Whew...while I am enjoying my vacation, sipping Mojito's by the waves in perfect 75 degree weather, while remarking on the wonderful weightloss and stress reduction program they offer here at the REAL Club Med...
OH WAIT!!! **shakes head wildly** That's the DREAM I have been having while taking a break from writing my Tales O' Trivia here on CHEESE! Back to reality...
Here's a little ditty (OK, maybe not a "ditty", but a great post all the same) submitted from the "draft" by Zee, a wonderful blogger down south (hey, Oregon IS south of Washington!), who writes the MS Blog, Behind Blue Eyes . And I just "happened" to find an actual album cover of her daddy's band to go along with the post! (Somebody call the Copyright Cops now...I've returned to stealing from the Web):
Goin' Against the Grain
Years and years and years ago, when I was younger than 10, my dad and his friend Tim used to get together on a regular basis and play music at our house. For a while, they set up in the dining room and would play for hours, looking outside at the yard and large oak trees that lined our block. Later, dad nailed grey egg cartons all over the ceiling and walls of our basement, to absorb sound, and they played down there. Tim and dad did this for years, with various and sundry other musicians joining them at times. As you might expect, by the time the bands broke up and Tim had moved away and dad had stopped playing for the most part, I knew the words to every one of the songs, whether I liked them or not.
Most of them I did like, in fact, and for years afterwards I'd occasionally hear a song in my head and be reminded of those practice sessions. Several years ago, dad loaned me a tape he and Tim had made back in 1983 – before Tim left Portland for Nashville, dreaming of stardom – and I was excited to find that some of my favorite “Tim & Dad” songs were on that tape! These were the songs that haunted my memories: songs whose names I couldn’t recall or never knew, snippets of musical phrases that appeared and then flitted away again with only the briefest recollection to leave me puzzled. Songs I sought without much luck while listening to the many tapes my dad made for long road trips.
Unfortunately, these songs were only on tape and I had long since switched all my music over to digital format. Most of what my dad and Tim, or their band from that same era, the Surf Cowboys, had done up to that point was on CD by now. That tape was the last holdout.
Today, a package came in the mail from my dad, and low and behold, it was a digitized version of those 1983 recordings!! I promptly threw the disc into my computer and ripped it to my hard drive and have been happily listening to it ever since. Many of the songs dad and Tim did together were ones Tim wrote or songs they collaborated on. Tim may be a lot of things (a whole ‘nother story in and of itself) but he really is a talented songwriter, and – coupled with arrangements my dad put together – the music they made was interesting, tuneful and memorable.

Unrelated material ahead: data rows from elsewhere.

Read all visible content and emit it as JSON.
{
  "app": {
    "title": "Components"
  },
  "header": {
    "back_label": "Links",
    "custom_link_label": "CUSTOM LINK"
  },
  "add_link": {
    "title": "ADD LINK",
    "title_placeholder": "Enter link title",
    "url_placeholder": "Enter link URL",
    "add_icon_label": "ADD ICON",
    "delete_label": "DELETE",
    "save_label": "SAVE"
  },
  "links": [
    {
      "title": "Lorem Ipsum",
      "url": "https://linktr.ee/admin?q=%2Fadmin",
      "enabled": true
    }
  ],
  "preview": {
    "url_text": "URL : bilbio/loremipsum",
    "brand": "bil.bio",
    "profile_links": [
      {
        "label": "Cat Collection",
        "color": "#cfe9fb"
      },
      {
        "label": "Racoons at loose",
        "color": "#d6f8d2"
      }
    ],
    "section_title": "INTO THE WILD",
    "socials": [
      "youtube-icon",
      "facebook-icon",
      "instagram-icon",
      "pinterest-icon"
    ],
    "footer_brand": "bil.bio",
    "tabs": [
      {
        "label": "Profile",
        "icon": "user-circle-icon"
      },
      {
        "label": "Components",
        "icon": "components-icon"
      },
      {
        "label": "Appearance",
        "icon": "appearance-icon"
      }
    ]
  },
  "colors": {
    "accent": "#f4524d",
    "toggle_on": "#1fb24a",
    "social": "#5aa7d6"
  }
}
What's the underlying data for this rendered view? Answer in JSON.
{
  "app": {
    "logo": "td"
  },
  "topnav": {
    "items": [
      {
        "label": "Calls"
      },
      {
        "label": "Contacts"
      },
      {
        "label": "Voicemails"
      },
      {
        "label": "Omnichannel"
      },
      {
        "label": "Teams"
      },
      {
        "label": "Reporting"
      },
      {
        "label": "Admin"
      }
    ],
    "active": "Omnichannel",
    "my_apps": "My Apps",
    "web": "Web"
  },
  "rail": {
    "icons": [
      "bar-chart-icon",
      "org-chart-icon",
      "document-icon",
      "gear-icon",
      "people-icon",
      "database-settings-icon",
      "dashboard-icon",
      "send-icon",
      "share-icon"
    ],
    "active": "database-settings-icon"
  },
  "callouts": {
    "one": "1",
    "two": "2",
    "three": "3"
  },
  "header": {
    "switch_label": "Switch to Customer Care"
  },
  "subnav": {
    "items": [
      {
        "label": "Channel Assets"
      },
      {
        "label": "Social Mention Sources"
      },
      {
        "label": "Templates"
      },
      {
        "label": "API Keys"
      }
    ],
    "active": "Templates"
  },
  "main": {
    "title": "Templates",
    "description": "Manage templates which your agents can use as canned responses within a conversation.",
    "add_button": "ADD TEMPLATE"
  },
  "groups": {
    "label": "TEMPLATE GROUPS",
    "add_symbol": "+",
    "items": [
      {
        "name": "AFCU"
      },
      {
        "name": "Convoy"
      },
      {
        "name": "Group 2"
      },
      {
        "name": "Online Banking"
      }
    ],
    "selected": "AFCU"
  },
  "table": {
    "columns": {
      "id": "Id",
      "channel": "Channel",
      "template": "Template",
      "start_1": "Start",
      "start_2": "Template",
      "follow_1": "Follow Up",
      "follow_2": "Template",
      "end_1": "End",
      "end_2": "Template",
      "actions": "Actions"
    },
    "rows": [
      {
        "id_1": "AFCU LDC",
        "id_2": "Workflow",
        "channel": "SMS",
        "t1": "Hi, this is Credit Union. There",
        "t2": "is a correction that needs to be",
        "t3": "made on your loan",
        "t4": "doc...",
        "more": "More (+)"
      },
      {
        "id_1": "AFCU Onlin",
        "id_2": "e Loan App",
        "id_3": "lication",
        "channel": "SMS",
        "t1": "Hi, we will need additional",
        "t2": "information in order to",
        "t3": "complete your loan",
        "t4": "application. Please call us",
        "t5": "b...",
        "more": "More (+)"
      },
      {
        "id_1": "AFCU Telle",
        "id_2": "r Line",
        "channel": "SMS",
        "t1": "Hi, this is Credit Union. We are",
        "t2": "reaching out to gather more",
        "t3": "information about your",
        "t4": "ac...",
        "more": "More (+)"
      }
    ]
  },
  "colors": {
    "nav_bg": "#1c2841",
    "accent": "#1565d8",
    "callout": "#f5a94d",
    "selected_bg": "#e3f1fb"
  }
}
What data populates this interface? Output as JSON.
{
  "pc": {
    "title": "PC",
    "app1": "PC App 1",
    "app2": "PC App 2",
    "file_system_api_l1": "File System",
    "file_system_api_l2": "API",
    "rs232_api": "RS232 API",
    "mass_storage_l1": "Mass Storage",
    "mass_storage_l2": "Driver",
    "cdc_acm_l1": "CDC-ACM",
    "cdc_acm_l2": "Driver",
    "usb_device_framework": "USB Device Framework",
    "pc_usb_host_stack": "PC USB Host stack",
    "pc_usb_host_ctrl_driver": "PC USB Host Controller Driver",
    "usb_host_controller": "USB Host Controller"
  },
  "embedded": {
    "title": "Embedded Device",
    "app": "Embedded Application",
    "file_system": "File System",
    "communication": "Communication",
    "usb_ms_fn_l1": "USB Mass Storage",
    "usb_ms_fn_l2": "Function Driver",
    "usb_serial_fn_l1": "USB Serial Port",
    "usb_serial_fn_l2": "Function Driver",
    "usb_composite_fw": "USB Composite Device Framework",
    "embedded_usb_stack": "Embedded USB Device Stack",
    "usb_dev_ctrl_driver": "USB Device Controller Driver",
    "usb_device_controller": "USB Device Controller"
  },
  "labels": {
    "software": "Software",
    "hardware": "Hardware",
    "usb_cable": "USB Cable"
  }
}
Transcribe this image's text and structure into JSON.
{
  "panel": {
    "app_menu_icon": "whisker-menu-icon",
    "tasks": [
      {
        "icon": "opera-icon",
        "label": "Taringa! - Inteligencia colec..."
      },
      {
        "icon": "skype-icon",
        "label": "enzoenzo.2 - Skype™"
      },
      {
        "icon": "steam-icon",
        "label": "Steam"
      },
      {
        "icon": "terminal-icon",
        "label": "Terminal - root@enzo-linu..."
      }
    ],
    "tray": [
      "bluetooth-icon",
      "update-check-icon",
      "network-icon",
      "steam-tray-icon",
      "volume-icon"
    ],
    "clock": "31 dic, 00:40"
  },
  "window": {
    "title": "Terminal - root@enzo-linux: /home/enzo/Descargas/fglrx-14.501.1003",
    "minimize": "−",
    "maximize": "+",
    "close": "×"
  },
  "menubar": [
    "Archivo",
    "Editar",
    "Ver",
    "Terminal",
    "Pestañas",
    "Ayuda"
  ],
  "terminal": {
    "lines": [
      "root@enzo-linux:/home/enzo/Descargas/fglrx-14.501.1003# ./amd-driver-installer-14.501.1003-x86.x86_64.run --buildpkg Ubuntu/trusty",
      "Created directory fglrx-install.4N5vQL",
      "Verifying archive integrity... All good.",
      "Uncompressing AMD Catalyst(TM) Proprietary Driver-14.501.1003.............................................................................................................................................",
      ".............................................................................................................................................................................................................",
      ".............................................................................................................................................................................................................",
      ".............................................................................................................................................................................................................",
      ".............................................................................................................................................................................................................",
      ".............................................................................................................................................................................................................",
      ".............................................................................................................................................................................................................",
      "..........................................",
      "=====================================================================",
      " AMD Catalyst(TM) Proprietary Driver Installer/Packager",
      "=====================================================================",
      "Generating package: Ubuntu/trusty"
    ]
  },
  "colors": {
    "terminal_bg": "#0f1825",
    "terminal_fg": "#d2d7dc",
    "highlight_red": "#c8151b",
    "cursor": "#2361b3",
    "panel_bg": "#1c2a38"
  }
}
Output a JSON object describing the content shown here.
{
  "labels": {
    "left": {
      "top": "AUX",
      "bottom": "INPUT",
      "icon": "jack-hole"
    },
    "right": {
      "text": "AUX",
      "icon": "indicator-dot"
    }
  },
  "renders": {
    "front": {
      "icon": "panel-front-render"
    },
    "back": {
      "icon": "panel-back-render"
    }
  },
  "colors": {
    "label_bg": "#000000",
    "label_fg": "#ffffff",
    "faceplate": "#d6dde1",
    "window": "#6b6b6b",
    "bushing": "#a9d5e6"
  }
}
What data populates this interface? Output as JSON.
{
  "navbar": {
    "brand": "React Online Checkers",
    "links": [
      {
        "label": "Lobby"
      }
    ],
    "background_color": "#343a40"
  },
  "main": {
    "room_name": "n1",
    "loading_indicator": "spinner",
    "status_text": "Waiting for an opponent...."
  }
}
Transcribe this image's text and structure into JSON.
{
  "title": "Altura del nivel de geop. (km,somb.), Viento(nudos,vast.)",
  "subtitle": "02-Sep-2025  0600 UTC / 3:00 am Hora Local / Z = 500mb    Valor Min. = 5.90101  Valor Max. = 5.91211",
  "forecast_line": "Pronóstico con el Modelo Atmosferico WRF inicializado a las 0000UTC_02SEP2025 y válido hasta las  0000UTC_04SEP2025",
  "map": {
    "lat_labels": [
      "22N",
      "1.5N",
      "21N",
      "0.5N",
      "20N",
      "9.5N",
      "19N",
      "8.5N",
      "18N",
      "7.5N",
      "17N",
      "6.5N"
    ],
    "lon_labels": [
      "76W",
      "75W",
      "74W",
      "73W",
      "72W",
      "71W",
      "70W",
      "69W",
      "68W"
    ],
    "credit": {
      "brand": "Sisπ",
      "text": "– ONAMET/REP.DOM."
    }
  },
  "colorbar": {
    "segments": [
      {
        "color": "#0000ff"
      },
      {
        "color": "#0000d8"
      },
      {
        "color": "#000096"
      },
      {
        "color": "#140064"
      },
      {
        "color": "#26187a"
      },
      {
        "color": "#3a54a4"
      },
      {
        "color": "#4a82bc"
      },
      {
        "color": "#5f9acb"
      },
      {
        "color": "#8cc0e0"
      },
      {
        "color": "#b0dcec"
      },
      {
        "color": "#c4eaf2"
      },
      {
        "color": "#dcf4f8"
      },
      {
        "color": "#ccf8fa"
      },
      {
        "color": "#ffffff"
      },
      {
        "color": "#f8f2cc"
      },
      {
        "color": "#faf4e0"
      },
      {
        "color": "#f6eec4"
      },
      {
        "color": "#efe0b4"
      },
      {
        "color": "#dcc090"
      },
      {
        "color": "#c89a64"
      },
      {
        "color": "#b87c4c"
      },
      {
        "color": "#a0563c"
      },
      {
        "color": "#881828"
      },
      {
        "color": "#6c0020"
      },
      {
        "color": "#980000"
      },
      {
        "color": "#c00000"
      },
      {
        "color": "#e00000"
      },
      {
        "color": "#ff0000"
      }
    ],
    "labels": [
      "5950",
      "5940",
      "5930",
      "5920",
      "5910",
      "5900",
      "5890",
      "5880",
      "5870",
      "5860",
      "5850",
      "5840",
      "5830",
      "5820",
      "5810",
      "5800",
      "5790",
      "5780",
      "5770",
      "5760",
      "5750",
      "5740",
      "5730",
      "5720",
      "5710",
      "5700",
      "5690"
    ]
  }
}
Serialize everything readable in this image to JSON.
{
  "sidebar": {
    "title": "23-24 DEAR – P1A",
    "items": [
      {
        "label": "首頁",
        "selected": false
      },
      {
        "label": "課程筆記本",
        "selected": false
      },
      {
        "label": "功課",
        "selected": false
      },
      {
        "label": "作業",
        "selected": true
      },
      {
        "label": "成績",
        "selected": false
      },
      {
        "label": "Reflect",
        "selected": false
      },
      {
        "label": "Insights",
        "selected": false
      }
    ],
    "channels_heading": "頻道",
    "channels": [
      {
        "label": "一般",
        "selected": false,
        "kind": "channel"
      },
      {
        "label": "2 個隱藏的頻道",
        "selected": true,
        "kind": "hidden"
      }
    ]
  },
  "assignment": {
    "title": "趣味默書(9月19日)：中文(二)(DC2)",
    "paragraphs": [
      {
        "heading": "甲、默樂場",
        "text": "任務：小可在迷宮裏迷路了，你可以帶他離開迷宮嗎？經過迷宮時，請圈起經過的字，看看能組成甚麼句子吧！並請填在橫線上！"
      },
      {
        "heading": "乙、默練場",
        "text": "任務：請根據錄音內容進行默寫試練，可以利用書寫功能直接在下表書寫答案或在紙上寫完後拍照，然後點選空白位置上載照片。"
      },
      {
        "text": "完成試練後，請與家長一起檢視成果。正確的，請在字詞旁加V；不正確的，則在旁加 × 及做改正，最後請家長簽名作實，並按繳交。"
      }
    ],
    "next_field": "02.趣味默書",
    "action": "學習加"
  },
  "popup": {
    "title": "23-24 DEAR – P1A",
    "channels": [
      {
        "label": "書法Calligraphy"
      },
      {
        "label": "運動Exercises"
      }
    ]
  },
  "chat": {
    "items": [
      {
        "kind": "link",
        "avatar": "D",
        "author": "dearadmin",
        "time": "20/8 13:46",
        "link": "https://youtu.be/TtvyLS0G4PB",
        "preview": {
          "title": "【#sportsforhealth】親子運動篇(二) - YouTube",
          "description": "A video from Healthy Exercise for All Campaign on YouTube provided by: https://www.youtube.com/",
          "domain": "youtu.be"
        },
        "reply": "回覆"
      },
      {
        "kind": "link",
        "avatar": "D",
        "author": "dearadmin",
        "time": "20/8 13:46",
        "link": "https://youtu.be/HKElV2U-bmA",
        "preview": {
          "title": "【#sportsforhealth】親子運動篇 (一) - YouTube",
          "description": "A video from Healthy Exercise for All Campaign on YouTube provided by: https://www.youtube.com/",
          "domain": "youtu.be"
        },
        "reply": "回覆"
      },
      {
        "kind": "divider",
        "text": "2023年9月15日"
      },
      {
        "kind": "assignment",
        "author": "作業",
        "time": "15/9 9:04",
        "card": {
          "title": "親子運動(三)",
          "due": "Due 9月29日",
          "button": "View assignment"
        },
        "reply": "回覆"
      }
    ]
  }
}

In thinking about it later, though, I realized that this music from my childhood is music that so few of my generation would know or recognize. Music is one of those defining entities in my life: I grew up with my father singing “Puff the Magic Dragon” and other “kids” songs to me while I went to sleep; I started flute lessons at 10 and instantly clicked with that. Later, taking up the piano, I felt instantly drawn to the kinds of music I was able to make with the range of combinations the piano offers. Music has always been around me and more often than not the music I was listening to at the time defined the memories I carried with me and pulled up later at random moments.
I, of course, know and like many of the bands popular during my childhood– The Bangles, Bon Jovi, Debbie Gibson, the Beastie Boys, Duran Duran, the Go Go's, Michael The Weird One, Wham! – but many of the songs I love best are ones that my dad and Tim wrote and sang. I have yet to meet anyone of my generation who knew of their bands or music back in the day. At the time they were popular on the scene here in Portland but, like many local bands, they faded away as the bands broke up, and names and faces were forgotten. Many people who hear the music now seem to like it, but it’s an aspect of my childhood that I don’t think will ever mirror anyone else’s.
Addendum: This piece is based on a post originally written for Zee’s Boston Musings – my first blog – on April 1, 2005. I’ve cleaned up a few things in this version, added a bit more description and a few more details, and generally made it more of an essay. Since this post was written, the CD my dad sent me of the 1983 recordings has been mastered and released under the title “Heroes of the West. It is available for purchase here for those who are curious. The original version of this essay appears on Behind Blue Eyes.